Records shown:
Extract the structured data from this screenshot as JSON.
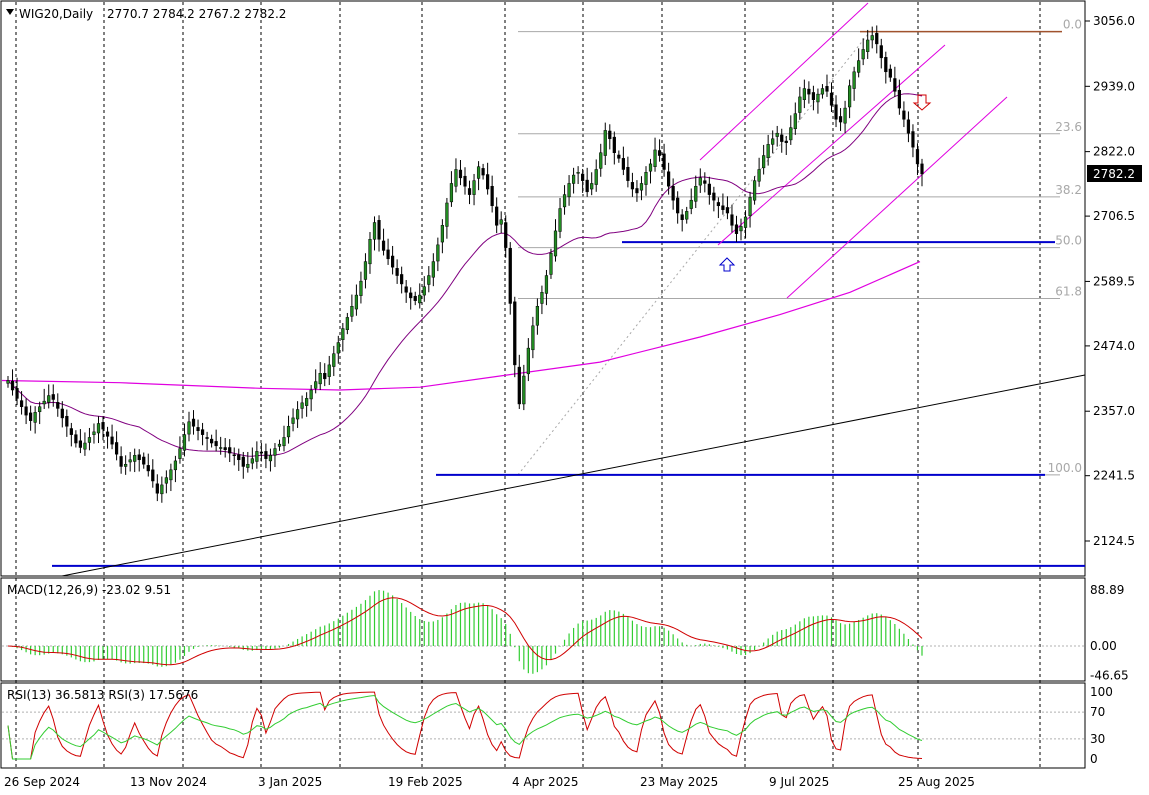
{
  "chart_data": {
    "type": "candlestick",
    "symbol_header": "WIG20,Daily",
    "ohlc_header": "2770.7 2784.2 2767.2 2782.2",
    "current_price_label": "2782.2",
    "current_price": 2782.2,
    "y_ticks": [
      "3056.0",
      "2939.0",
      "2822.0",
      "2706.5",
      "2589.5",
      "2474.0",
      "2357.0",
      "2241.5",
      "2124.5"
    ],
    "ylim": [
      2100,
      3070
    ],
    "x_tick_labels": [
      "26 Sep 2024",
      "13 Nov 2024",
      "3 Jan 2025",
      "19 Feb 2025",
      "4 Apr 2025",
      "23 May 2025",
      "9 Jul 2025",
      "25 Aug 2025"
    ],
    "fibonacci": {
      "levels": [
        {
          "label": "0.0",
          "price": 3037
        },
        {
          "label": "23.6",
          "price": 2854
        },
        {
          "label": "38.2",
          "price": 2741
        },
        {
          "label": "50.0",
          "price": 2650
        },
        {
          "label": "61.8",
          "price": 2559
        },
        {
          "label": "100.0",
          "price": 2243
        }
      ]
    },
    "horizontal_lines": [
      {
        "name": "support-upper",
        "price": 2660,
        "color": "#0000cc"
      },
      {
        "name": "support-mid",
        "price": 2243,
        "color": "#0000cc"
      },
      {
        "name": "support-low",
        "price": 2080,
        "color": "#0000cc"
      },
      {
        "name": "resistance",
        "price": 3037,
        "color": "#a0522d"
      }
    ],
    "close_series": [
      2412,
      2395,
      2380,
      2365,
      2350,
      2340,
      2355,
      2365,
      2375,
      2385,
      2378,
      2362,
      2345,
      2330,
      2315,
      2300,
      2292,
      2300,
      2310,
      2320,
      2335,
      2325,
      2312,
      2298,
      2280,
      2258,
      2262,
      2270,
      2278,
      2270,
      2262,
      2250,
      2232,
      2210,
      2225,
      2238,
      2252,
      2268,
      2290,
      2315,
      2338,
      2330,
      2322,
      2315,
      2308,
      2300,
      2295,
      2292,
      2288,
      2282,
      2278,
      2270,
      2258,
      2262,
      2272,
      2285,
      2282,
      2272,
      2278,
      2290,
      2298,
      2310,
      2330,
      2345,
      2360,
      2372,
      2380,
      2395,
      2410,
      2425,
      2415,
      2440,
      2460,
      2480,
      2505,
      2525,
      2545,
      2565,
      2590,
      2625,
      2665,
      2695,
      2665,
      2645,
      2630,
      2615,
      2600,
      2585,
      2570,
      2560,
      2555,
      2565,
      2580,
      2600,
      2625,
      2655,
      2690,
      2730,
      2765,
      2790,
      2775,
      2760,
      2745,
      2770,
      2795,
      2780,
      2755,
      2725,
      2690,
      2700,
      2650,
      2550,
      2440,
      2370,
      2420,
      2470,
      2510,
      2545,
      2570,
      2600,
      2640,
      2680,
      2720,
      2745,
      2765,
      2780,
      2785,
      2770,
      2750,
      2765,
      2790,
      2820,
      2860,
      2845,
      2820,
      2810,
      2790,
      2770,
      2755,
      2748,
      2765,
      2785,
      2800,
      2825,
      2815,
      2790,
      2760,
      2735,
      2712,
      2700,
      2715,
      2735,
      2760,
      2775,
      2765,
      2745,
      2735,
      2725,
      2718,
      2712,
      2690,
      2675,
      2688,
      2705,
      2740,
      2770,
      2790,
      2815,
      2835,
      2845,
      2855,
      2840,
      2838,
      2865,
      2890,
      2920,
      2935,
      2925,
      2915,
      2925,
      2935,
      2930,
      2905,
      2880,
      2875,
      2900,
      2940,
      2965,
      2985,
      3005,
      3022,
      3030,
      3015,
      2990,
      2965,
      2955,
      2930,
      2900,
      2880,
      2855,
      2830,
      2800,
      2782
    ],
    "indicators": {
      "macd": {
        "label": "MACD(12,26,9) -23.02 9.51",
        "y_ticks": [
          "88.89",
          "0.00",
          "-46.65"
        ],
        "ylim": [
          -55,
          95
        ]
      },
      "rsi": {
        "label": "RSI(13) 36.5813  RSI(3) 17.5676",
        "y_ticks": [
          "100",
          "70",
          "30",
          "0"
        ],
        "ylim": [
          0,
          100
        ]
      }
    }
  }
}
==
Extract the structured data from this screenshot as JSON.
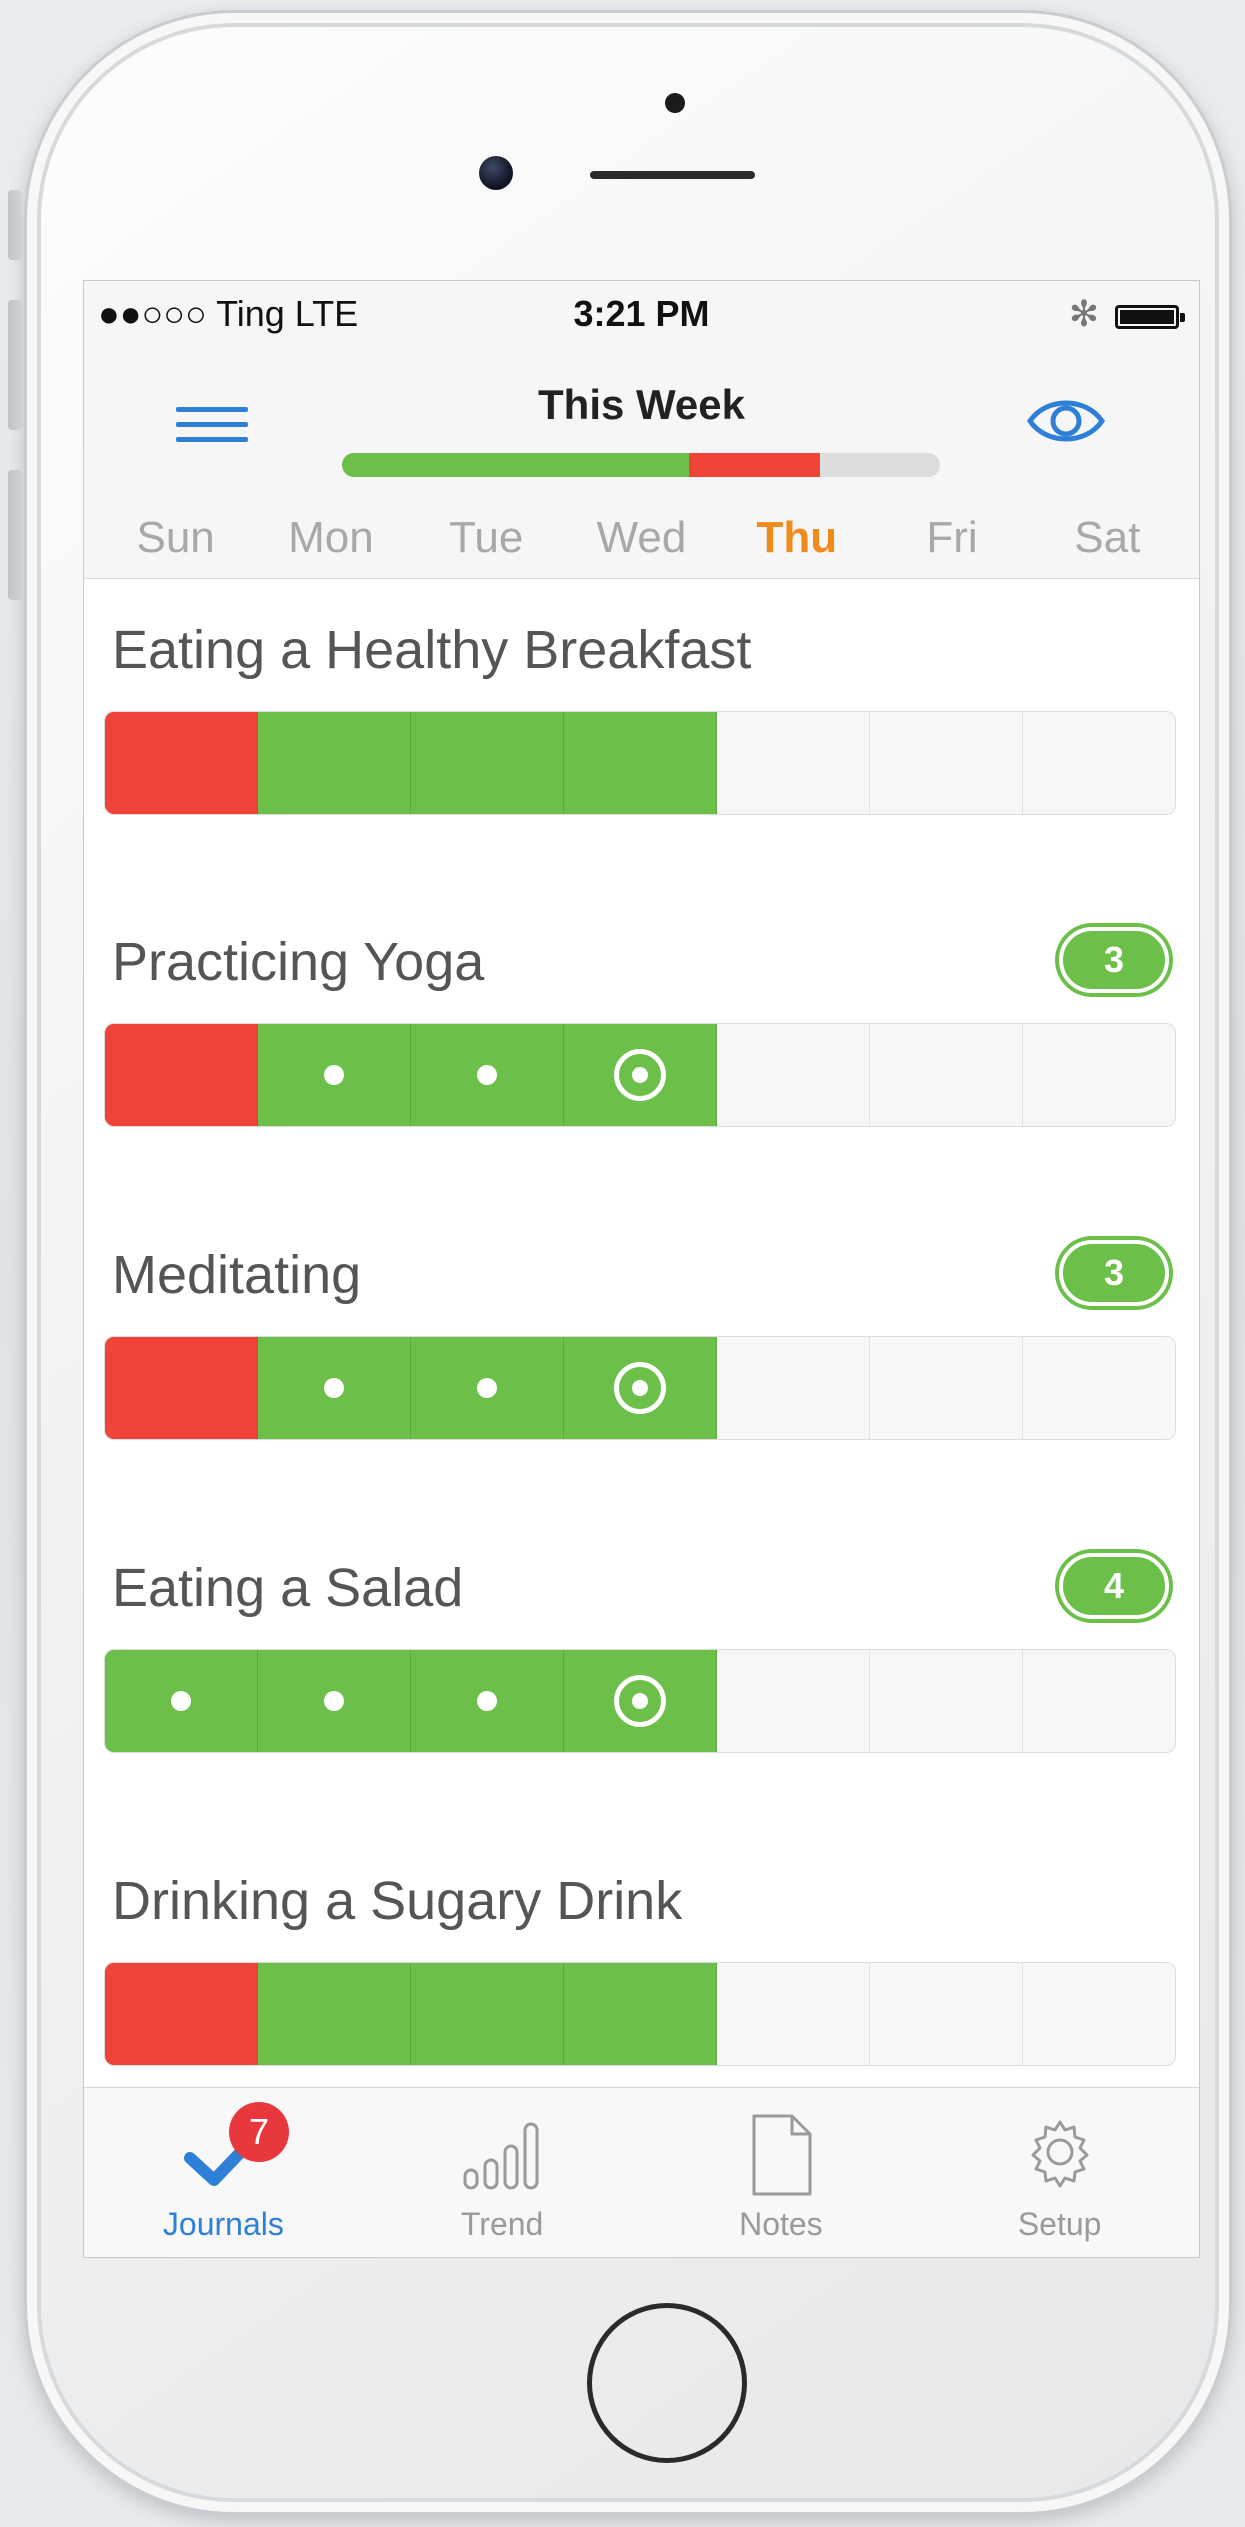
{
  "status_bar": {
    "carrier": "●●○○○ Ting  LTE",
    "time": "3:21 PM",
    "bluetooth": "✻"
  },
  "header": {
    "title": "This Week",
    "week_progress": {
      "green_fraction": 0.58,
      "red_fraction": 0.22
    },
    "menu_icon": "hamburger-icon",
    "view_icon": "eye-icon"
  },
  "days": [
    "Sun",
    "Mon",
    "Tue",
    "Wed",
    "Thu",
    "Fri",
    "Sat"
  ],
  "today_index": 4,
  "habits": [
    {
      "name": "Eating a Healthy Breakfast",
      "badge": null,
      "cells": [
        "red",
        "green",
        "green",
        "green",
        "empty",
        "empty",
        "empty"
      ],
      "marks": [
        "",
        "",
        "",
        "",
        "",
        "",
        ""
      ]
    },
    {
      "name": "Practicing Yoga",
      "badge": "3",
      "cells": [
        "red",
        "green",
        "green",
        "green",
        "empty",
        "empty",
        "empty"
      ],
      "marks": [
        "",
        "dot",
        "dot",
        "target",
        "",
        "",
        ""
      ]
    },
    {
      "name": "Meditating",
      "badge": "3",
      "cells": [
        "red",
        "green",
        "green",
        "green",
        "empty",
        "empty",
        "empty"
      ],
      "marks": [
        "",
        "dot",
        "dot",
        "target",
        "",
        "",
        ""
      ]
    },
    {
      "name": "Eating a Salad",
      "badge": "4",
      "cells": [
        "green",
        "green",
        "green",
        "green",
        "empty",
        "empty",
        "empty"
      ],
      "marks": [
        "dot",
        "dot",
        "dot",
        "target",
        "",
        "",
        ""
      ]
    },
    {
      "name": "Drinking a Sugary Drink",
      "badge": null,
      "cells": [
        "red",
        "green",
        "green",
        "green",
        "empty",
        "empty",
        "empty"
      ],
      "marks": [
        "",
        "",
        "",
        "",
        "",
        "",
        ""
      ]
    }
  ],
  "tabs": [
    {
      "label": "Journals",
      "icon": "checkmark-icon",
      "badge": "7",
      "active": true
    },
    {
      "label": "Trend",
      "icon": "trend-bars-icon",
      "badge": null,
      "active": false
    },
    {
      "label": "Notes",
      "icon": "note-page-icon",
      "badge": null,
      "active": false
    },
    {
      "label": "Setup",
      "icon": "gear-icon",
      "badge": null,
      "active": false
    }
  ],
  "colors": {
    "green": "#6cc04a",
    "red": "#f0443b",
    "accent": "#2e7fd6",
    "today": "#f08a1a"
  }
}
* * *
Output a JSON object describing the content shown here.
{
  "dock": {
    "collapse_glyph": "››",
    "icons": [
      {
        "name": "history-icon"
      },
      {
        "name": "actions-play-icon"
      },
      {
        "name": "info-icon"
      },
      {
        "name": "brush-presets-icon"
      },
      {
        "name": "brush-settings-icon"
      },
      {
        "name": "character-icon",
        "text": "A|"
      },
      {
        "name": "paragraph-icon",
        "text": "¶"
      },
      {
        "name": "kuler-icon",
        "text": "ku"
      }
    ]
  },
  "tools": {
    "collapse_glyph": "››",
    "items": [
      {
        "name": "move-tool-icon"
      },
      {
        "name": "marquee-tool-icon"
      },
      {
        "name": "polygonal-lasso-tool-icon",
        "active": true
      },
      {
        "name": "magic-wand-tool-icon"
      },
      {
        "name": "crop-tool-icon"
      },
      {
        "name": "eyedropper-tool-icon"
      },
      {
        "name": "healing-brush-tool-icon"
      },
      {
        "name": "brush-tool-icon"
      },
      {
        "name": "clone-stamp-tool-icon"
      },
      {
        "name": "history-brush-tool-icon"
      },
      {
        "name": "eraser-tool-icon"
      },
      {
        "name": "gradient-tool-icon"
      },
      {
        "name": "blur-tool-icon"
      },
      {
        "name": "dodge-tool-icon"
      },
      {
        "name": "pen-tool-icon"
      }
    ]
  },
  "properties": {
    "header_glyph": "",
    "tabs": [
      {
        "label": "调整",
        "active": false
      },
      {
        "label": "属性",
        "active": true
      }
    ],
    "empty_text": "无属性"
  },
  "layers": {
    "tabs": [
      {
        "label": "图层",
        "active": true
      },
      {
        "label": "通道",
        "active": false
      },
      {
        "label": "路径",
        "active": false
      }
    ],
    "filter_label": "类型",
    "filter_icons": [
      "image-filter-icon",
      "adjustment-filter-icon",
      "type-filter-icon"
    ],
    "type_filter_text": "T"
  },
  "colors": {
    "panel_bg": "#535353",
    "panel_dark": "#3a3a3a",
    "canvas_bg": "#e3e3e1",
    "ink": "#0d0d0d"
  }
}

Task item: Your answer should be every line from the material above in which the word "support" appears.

Exercise response:
        "name": "support-upper",
        "name": "support-mid",
        "name": "support-low",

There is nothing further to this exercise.